**What is being asked:**
Search the material and gather each line with "Stack" in it.

**Exercise material:**

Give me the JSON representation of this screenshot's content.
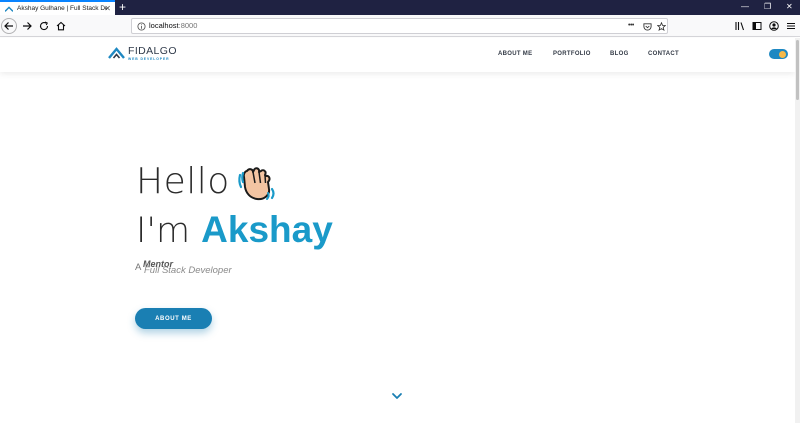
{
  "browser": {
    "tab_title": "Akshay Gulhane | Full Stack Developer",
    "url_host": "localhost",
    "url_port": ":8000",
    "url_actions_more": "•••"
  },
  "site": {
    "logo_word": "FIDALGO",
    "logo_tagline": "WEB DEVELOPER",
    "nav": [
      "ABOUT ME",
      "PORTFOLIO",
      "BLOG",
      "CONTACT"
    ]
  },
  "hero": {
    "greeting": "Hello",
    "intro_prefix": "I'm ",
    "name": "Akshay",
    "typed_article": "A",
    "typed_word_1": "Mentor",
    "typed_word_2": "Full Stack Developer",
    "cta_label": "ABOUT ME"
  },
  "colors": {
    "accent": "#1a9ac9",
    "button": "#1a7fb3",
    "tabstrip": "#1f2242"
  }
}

**Final answer:**
    "tab_title": "Akshay Gulhane | Full Stack Developer",
    "typed_word_2": "Full Stack Developer",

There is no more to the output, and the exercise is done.